Excerpted data: Begin

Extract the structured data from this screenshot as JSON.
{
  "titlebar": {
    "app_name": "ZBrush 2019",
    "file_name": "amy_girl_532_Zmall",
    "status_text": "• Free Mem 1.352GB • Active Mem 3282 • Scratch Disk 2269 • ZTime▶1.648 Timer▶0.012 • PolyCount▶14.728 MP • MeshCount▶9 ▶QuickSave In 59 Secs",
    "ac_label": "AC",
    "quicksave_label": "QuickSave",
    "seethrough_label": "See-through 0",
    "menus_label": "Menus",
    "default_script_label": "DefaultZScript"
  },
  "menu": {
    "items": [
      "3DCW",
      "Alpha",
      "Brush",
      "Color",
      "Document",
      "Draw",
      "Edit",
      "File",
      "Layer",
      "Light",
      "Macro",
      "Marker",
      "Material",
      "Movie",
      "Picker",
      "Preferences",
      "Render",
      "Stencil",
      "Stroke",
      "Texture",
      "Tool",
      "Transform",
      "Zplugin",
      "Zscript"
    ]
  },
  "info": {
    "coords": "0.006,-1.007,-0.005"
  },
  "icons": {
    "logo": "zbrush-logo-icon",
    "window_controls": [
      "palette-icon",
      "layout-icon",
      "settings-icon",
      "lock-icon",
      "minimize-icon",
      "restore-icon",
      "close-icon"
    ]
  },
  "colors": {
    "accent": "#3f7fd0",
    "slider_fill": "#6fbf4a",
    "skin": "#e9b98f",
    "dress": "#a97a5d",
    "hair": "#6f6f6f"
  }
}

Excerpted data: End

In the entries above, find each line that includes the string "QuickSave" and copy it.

    "status_text": "• Free Mem 1.352GB • Active Mem 3282 • Scratch Disk 2269 • ZTime▶1.648 Timer▶0.012 • PolyCount▶14.728 MP • MeshCount▶9 ▶QuickSave In 59 Secs",
    "quicksave_label": "QuickSave",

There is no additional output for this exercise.